I’ve been thinking about this number 19 status. How we ended up there. Do we really have press freedom or is it just that nobody takes the media seriously enough to think of anything that gets published or broadcast as a threat to their authority or their profit margins?

--Attillah Springer, in her column in today's Trinidad Guardian.

Friday, May 02, 2008

The view from Tihuanacu

Tihuanacu, Bolivia; photo by Cristina Quisbert

"Part of our history written on stone...."

(Via Rising Voices.)
Vive le roi

Us being a monarchy and Mr Manning, the king, explains our situation completely. It doesn't matter whether the plains upon and forests within which the peasants live flood in the wet season and burn in the dry; once they pay their tax -- an X marked in the right box every five years -- they are as dispensable as the cannon-fodder dispatched to the front lines to purchase, with their piled cadavers, sufficient cover for the Big Push.

Neo-monarchy explains all the failures of Trinidad & Tobago a real republic would not tolerate but which we accept as conditions.
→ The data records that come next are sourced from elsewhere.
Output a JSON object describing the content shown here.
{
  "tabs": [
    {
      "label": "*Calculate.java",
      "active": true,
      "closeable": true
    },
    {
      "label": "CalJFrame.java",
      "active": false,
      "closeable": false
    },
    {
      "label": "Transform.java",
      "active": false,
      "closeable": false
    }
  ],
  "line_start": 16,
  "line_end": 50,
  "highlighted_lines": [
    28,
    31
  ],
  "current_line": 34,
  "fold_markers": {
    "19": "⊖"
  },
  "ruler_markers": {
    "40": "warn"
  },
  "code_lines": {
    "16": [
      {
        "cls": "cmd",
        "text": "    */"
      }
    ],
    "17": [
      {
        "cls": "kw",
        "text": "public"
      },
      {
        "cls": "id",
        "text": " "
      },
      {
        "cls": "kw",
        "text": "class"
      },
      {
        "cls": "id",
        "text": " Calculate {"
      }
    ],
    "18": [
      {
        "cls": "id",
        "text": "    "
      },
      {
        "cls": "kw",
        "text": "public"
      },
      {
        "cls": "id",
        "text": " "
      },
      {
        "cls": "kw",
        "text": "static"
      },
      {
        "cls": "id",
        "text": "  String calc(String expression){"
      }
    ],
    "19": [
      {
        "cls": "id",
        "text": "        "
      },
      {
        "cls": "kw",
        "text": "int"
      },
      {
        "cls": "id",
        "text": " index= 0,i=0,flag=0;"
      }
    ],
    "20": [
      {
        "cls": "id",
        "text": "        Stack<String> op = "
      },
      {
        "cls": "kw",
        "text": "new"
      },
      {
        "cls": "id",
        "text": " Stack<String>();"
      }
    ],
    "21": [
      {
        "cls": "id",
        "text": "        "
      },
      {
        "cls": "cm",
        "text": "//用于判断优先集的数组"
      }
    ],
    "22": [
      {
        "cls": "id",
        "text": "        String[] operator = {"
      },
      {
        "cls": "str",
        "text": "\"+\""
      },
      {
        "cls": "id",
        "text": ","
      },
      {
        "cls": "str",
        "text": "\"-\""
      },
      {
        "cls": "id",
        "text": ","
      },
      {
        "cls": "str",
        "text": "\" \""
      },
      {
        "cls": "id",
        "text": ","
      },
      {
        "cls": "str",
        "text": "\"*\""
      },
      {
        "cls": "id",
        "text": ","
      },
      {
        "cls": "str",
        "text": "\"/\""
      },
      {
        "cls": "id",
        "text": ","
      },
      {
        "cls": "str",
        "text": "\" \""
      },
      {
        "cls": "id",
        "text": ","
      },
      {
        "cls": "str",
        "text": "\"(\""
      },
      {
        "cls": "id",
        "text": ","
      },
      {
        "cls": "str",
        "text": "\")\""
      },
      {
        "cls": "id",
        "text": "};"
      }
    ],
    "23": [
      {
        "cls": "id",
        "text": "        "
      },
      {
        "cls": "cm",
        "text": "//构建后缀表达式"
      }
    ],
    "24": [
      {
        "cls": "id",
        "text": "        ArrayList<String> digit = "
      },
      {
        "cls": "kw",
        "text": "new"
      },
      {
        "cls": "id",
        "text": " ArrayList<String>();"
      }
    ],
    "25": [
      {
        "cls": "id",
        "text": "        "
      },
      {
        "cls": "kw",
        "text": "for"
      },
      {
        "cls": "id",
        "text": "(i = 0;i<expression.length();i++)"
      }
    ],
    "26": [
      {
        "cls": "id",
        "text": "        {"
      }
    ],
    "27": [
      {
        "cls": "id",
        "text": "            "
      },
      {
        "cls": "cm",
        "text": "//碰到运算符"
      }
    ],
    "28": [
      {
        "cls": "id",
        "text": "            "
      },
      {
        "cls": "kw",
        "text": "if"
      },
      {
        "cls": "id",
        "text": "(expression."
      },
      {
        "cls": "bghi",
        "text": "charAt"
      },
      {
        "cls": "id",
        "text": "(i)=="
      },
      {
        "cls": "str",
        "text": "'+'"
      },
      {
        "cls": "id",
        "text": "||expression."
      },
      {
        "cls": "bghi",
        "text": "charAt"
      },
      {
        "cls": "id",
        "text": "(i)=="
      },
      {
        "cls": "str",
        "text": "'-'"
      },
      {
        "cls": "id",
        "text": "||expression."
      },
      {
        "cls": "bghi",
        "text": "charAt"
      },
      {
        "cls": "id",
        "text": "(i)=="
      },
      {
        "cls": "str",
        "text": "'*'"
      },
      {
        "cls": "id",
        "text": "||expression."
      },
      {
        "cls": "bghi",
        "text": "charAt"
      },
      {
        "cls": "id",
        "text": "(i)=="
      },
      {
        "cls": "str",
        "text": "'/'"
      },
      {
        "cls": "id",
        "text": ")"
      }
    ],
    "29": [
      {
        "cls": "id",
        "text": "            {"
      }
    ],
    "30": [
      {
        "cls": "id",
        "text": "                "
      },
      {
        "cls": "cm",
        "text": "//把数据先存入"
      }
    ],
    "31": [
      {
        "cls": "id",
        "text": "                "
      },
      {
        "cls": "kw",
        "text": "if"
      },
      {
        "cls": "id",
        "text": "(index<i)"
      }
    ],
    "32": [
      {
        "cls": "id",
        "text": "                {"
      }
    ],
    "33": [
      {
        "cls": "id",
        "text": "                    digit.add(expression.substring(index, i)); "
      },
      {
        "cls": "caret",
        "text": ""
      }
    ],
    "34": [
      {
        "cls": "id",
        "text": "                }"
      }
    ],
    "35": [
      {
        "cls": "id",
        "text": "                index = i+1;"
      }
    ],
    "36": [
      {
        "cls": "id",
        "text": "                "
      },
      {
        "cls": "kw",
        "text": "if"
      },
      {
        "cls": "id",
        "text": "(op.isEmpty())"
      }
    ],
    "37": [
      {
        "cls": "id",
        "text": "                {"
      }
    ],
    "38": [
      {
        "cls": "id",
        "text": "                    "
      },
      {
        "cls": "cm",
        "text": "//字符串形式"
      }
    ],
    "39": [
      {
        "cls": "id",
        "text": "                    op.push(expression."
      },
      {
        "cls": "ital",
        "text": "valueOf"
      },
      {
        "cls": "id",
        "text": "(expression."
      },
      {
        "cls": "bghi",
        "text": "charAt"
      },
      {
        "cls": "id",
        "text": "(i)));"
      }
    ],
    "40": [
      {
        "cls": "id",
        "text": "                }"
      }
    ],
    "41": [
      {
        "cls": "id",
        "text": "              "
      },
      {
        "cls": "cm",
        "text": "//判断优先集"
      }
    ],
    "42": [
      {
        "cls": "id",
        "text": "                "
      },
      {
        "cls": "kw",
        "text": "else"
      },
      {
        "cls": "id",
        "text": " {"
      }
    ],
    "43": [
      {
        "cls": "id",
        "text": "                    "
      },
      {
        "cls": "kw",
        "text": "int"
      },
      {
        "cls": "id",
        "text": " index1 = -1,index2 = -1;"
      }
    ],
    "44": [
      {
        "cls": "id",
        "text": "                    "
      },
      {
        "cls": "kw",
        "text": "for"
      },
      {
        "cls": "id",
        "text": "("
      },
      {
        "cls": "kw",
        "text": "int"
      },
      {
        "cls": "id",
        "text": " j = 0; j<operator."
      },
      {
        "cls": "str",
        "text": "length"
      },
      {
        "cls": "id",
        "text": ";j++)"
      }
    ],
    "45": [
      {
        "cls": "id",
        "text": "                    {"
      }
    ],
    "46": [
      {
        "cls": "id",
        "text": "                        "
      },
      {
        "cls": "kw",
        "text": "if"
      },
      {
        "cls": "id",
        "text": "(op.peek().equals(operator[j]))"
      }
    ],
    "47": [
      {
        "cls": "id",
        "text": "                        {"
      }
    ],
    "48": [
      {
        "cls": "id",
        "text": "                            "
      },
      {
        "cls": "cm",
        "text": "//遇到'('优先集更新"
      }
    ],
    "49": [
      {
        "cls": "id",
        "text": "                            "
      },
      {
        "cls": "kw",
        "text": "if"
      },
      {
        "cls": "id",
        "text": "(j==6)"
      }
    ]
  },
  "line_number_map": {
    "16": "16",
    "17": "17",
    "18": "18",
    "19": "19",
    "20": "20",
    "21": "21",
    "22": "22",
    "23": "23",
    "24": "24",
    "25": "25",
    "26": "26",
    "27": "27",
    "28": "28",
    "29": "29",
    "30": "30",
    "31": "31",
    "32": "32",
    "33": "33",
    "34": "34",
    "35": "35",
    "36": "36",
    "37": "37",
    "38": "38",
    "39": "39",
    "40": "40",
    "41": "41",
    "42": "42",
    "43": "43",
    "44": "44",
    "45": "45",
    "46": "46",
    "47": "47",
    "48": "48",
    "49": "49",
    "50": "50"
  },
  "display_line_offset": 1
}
We can even live with (or die by, according to postal address) our one-a-day murder rate without worry, since all who do not swear loyalty to the king cannot expect his protection; if you don't vote PNM, you can't expect a police service. (For an explanation of the king's failure to protect the PNM's own voters, see "cannon-fodder" supra.) Get a PNM party card and the kingdom is open to you. Prove yourself a hard worker for the ordained cause and, next morning, in your mail, you will find two invitations, one to the next black tie opening featuring the Divine Echoes (established since 2007 by Royal Patent) and another to bid for the contract to supply meals to the Chinese workers dredging Charlotteville Bay, damming the Caroni River or paving the Queen's Park Savannah (according to the whim of Duke Calder Hart).

--B.C. Pires is a badjohn Bagehot in today's Express.